Thoughts on Having a Low Self-Esteem and Self-Worth After Having Had A Dysfunctional Childhood. I once met the wife of a very successful actor who found himself very comfortable in front of people in general. She mentioned that she thought it was because he had experienced unconditional love and acceptance as a kid. She joked that he had had the kind of mother that if he farted, his mother probably would have said, “That’s wonderful.” She said that the strong foundation he had been given was what made him so gutsy. He felt so comfortable in his own skin that he never stopped to worry about anybody else. It was as though he expected people to like him. He carried that strong foundation with him for the rest of his life. I couldn’t help but think that he was super lucky.
I had never come across such a person before. If you are like me, you didn’t get to experience unconditional love from a parent. Like me, you may have experienced cruel highly critical words that only put you down and even beatings.
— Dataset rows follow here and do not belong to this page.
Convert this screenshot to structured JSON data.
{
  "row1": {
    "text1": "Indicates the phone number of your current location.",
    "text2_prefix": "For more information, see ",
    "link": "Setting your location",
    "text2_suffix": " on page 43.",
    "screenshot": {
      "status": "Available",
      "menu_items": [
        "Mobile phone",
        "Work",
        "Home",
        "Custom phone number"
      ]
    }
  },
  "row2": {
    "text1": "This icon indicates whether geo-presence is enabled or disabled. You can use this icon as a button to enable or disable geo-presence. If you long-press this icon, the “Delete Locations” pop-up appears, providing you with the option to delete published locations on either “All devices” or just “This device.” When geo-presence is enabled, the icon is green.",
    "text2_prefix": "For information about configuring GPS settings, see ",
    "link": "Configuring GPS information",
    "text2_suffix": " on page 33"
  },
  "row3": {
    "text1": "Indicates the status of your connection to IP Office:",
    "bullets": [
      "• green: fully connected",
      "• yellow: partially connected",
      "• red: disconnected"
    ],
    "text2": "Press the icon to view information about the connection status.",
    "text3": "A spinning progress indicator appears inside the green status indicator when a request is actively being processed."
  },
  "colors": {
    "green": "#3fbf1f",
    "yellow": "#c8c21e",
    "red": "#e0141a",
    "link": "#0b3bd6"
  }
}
Others who had dysfunctional parents were abandoned or neglected.
Regardless of which combination you may have experienced, that puts us in a totally different ball game than somebody who grew up in a very loving and accepting family.
I’ve found that people who have experienced being raised with dysfunctional parents are prone to having unhealthy relationships with themselves. Even people who have really pushed through tough childhoods and become highly successful and productive individuals can still find themselves lacking unconditional self-love and self-acceptance. Without those, we experience moments where we experience self-doubt, fear and self-sabotage.
I know that in my case, I’ve had to really work on not being so self-critical of myself. My Grandmother who raised me could be highly critical and cruel so it’s just what my mind learned to do. Now that I’ve been working on it, I’ve got it under control but still it can pop up from time to time and I have to catch myself and steer my mind out of that direction.
We can’t change who we were born to or change what we experienced but what we can do is start to practice: Unconditional Love and Acceptance. For us, it’s the answer to the feelings of depression and or anxiety that we feel when stuff from our childhood gets triggered. And trust me, it does get triggered. It’s just a matter of whether you realize it or not.
I hope my sharing helps you to analyze the effects of how your childhood might be impacting you because understanding it is the first step in you being able to take control of whatever negative situation you are experiencing and start steering your life in the direction you want it to go in.
For more information on training your mind to have a high self worth and a high self-esteem, go to my website and be sure to sign up for my newsletter. I’m currently working on a program to help people get past trauma. By signing up, you can make sure that I email you when it’s ready.